_WHAT THE TASK ASKS_:
Look through the listing below and report every line that contains "prices".

_DATA FOR THIS EXERCISE_:
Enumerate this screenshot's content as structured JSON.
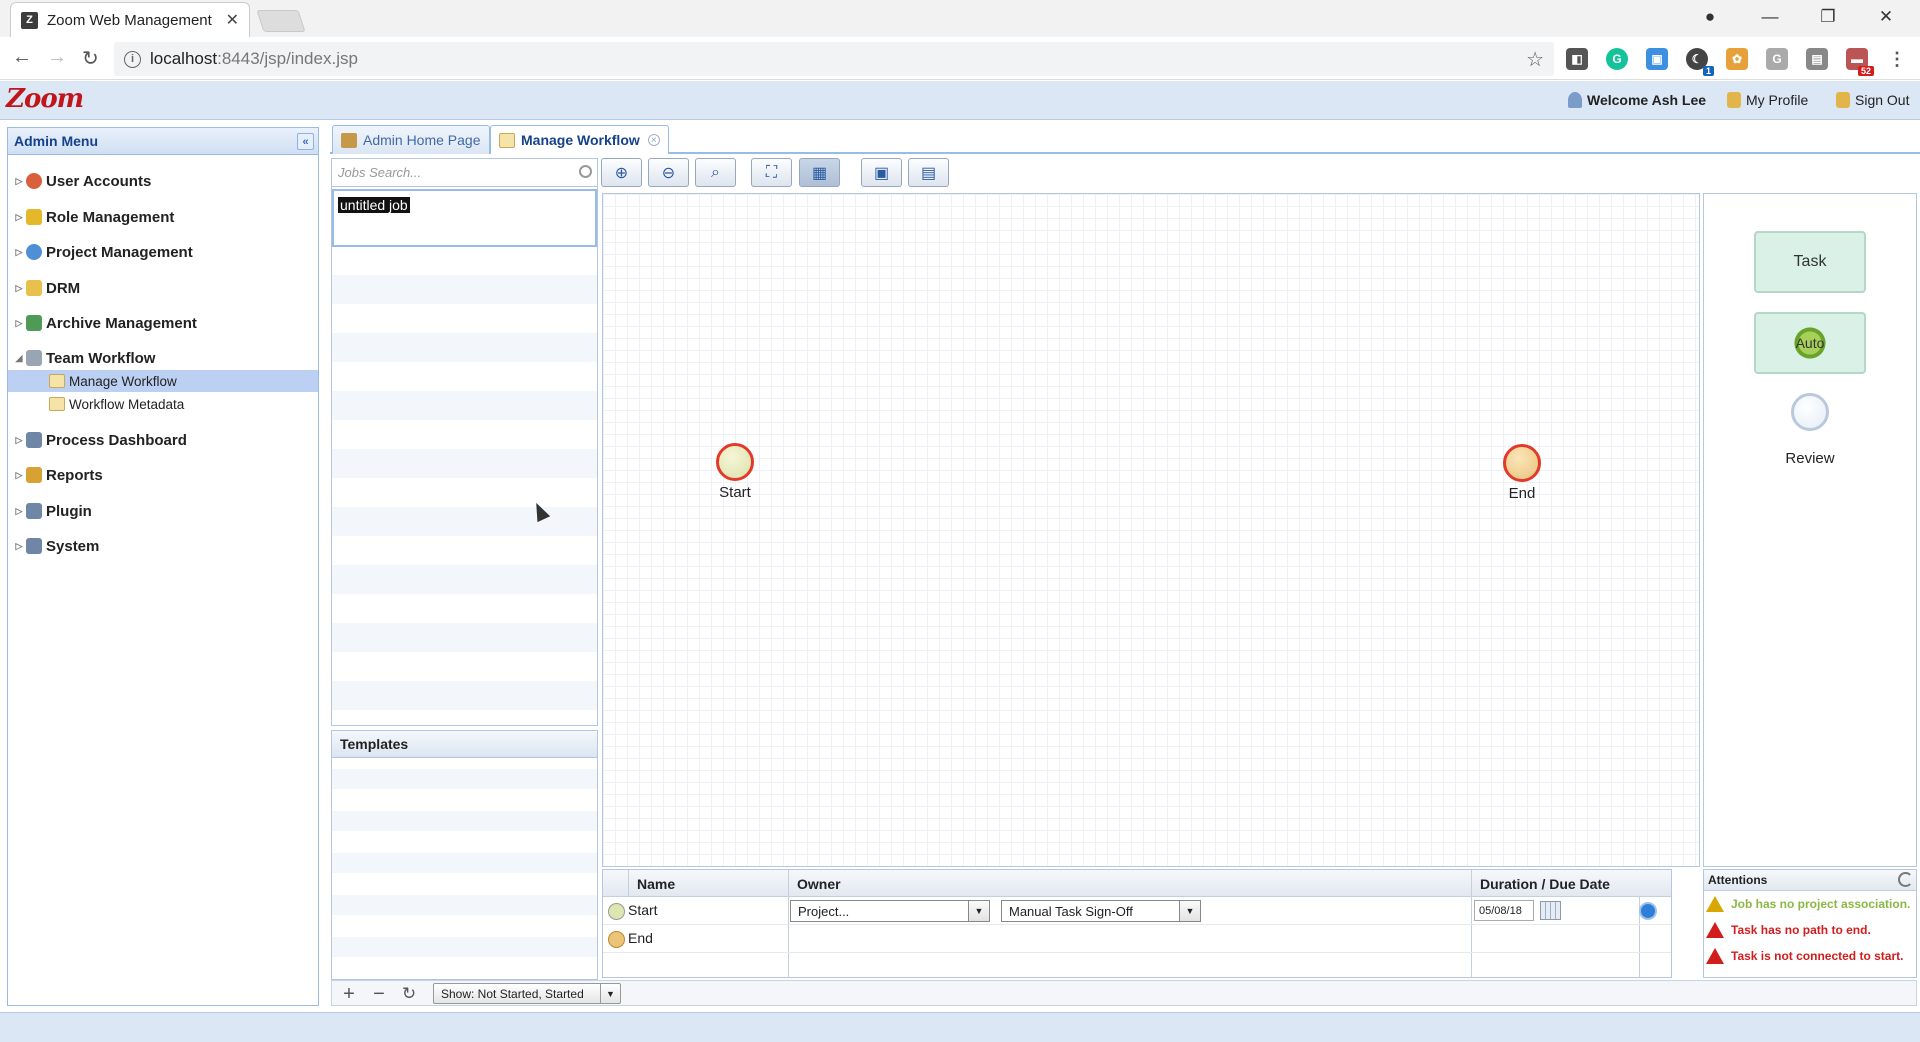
{
  "browser": {
    "tab_title": "Zoom Web Management",
    "favicon": "Z",
    "url_host": "localhost",
    "url_path": ":8443/jsp/index.jsp",
    "ext_badge_1": "1",
    "ext_badge_52": "52"
  },
  "app": {
    "logo": "Zoom",
    "welcome": "Welcome Ash Lee",
    "my_profile": "My Profile",
    "sign_out": "Sign Out"
  },
  "sidebar": {
    "title": "Admin Menu",
    "items": [
      {
        "label": "User Accounts",
        "icon": "user-icon",
        "color": "#d9603b"
      },
      {
        "label": "Role Management",
        "icon": "shield-icon",
        "color": "#e5b82b"
      },
      {
        "label": "Project Management",
        "icon": "globe-icon",
        "color": "#4f8fd6"
      },
      {
        "label": "DRM",
        "icon": "folder-icon",
        "color": "#e8c14d"
      },
      {
        "label": "Archive Management",
        "icon": "archive-icon",
        "color": "#4f9b55"
      },
      {
        "label": "Team Workflow",
        "icon": "workflow-icon",
        "color": "#9aa5b4"
      },
      {
        "label": "Process Dashboard",
        "icon": "monitor-icon",
        "color": "#6f86a6"
      },
      {
        "label": "Reports",
        "icon": "reports-icon",
        "color": "#d8a233"
      },
      {
        "label": "Plugin",
        "icon": "monitor-icon",
        "color": "#6f86a6"
      },
      {
        "label": "System",
        "icon": "monitor-icon",
        "color": "#6f86a6"
      }
    ],
    "sub_items": [
      {
        "label": "Manage Workflow"
      },
      {
        "label": "Workflow Metadata"
      }
    ]
  },
  "content_tabs": [
    {
      "label": "Admin Home Page",
      "icon": "home-icon"
    },
    {
      "label": "Manage Workflow",
      "icon": "workflow-icon"
    }
  ],
  "jobs": {
    "search_placeholder": "Jobs Search...",
    "selected_job": "untitled job"
  },
  "templates": {
    "title": "Templates"
  },
  "bottom": {
    "add": "+",
    "remove": "−",
    "filter": "Show: Not Started, Started"
  },
  "canvas": {
    "start_label": "Start",
    "end_label": "End"
  },
  "palette": {
    "task": "Task",
    "auto": "Auto",
    "review": "Review"
  },
  "task_table": {
    "headers": {
      "name": "Name",
      "owner": "Owner",
      "duration": "Duration / Due Date"
    },
    "rows": [
      {
        "name": "Start",
        "owner_select": "Project...",
        "signoff_select": "Manual Task Sign-Off",
        "date": "05/08/18"
      },
      {
        "name": "End"
      }
    ]
  },
  "attentions": {
    "title": "Attentions",
    "items": [
      {
        "text": "Job has no project association.",
        "color": "#8ab845",
        "level": "warning"
      },
      {
        "text": "Task has no path to end.",
        "color": "#d21d1d",
        "level": "error"
      },
      {
        "text": "Task is not connected to start.",
        "color": "#d21d1d",
        "level": "error"
      }
    ]
  }
}
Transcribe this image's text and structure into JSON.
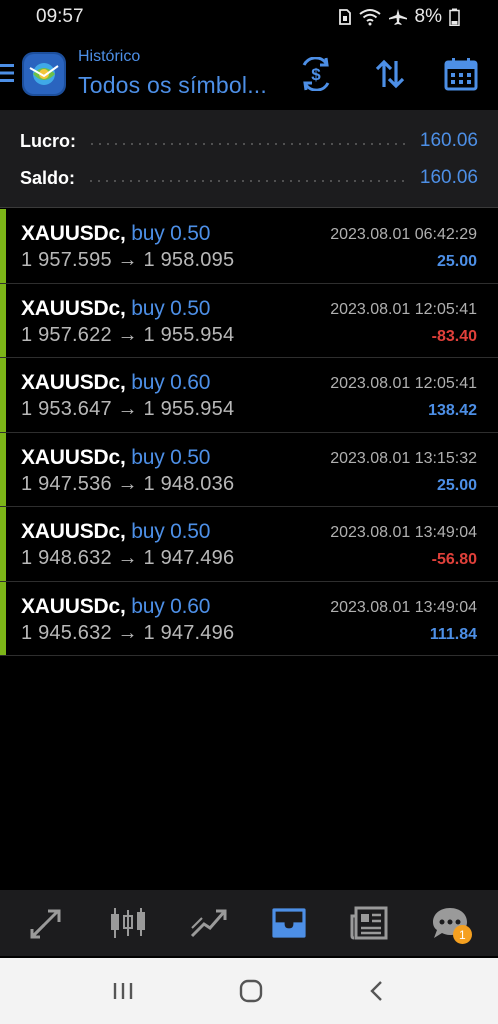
{
  "status_bar": {
    "time": "09:57",
    "battery": "8%"
  },
  "header": {
    "subtitle": "Histórico",
    "title": "Todos os símbol..."
  },
  "summary": {
    "profit_label": "Lucro:",
    "profit_value": "160.06",
    "balance_label": "Saldo:",
    "balance_value": "160.06"
  },
  "trades": [
    {
      "symbol": "XAUUSDc,",
      "side": "buy 0.50",
      "prices": "1 957.595 → 1 958.095",
      "time": "2023.08.01 06:42:29",
      "profit": "25.00"
    },
    {
      "symbol": "XAUUSDc,",
      "side": "buy 0.50",
      "prices": "1 957.622 → 1 955.954",
      "time": "2023.08.01 12:05:41",
      "profit": "-83.40"
    },
    {
      "symbol": "XAUUSDc,",
      "side": "buy 0.60",
      "prices": "1 953.647 → 1 955.954",
      "time": "2023.08.01 12:05:41",
      "profit": "138.42"
    },
    {
      "symbol": "XAUUSDc,",
      "side": "buy 0.50",
      "prices": "1 947.536 → 1 948.036",
      "time": "2023.08.01 13:15:32",
      "profit": "25.00"
    },
    {
      "symbol": "XAUUSDc,",
      "side": "buy 0.50",
      "prices": "1 948.632 → 1 947.496",
      "time": "2023.08.01 13:49:04",
      "profit": "-56.80"
    },
    {
      "symbol": "XAUUSDc,",
      "side": "buy 0.60",
      "prices": "1 945.632 → 1 947.496",
      "time": "2023.08.01 13:49:04",
      "profit": "111.84"
    }
  ],
  "tabs": {
    "items": [
      "quotes-icon",
      "chart-icon",
      "trade-icon",
      "history-icon",
      "news-icon",
      "chat-icon"
    ],
    "active": "history-icon",
    "chat_badge": "1"
  },
  "colors": {
    "accent": "#4d8fe6",
    "loss": "#e0403a",
    "buy_bar": "#7cb518"
  }
}
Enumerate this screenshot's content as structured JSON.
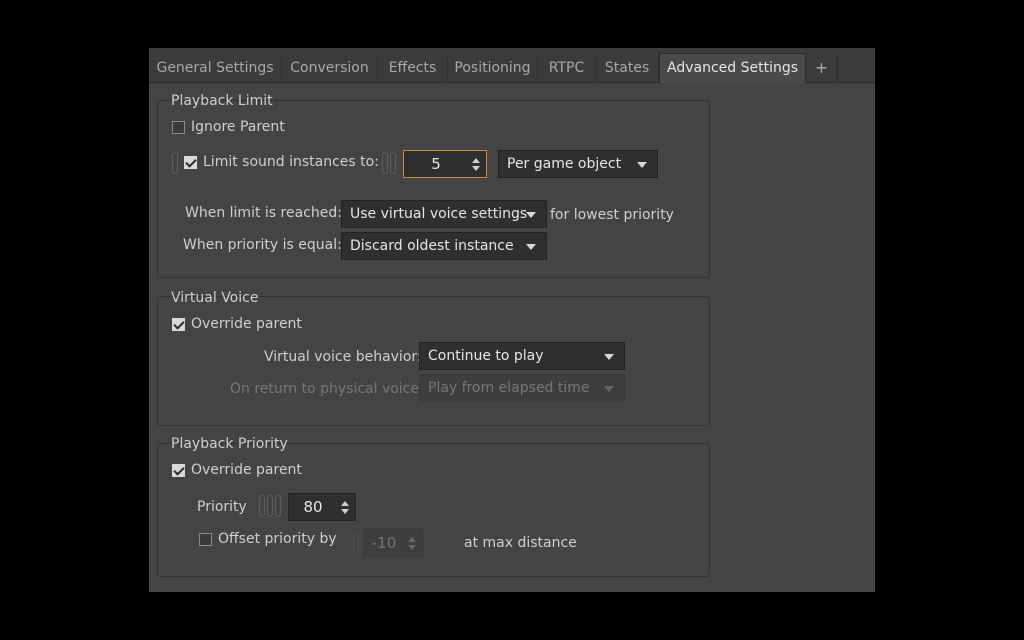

_TASK ANSWER_:
      "prices": "1 957.595 → 1 958.095",
      "prices": "1 957.622 → 1 955.954",
      "prices": "1 953.647 → 1 955.954",
      "prices": "1 947.536 → 1 948.036",
      "prices": "1 948.632 → 1 947.496",
      "prices": "1 945.632 → 1 947.496",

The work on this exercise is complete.